Exercise brief – Search the data for the string "Extractor" and gather each line it is in.

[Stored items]
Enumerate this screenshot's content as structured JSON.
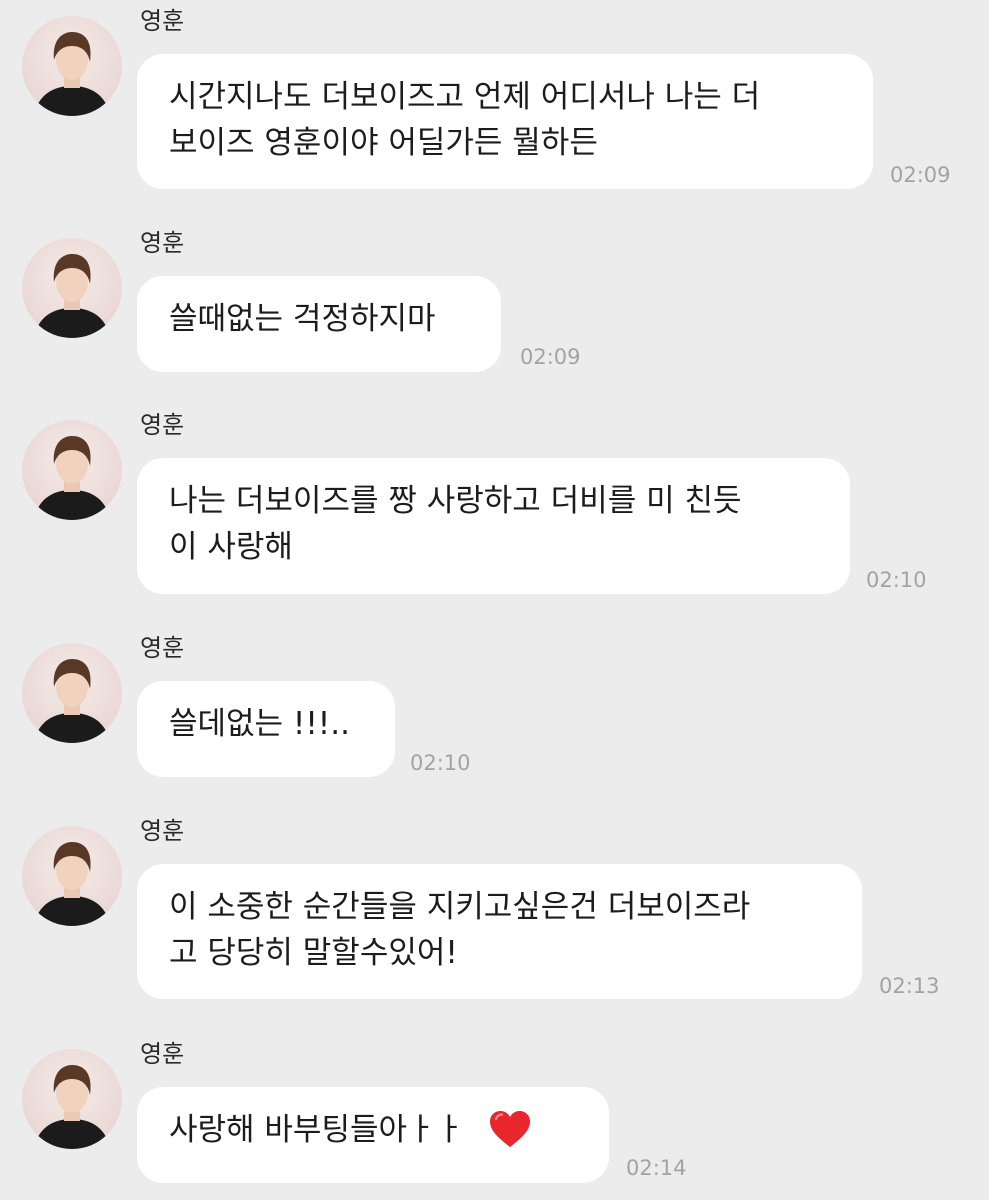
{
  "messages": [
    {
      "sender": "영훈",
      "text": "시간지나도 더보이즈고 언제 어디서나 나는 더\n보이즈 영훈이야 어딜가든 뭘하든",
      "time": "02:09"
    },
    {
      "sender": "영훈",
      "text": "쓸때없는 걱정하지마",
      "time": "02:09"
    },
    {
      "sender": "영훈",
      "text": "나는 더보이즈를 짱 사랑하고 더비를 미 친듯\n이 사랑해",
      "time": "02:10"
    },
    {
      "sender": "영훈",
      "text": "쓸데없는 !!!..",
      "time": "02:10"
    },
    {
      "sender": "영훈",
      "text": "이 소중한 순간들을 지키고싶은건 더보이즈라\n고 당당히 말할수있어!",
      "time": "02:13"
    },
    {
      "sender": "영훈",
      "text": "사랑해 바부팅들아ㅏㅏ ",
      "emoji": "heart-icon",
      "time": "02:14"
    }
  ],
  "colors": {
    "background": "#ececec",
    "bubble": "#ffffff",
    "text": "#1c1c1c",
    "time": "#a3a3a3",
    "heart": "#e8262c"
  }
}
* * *
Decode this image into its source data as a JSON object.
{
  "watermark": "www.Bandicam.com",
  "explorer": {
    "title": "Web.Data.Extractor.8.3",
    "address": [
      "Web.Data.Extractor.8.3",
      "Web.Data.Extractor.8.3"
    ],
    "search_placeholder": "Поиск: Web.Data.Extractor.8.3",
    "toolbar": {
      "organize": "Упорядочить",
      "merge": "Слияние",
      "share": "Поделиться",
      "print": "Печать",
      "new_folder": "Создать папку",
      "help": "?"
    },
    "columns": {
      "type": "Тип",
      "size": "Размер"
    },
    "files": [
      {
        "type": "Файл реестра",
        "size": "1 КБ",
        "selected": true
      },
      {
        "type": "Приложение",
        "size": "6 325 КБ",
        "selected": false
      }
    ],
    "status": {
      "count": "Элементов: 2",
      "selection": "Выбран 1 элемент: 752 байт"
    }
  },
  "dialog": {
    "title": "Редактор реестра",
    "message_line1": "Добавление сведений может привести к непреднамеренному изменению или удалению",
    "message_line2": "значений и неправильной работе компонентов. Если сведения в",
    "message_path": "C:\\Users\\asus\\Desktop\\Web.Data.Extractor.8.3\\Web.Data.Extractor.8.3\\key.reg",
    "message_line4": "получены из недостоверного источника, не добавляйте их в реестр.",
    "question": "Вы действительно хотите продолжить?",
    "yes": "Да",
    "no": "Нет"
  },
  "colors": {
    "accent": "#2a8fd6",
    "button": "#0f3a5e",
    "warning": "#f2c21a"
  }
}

Solution for this task –
    "title": "Web.Data.Extractor.8.3",
      "Web.Data.Extractor.8.3",
      "Web.Data.Extractor.8.3"
    "search_placeholder": "Поиск: Web.Data.Extractor.8.3",
    "message_path": "C:\\Users\\asus\\Desktop\\Web.Data.Extractor.8.3\\Web.Data.Extractor.8.3\\key.reg",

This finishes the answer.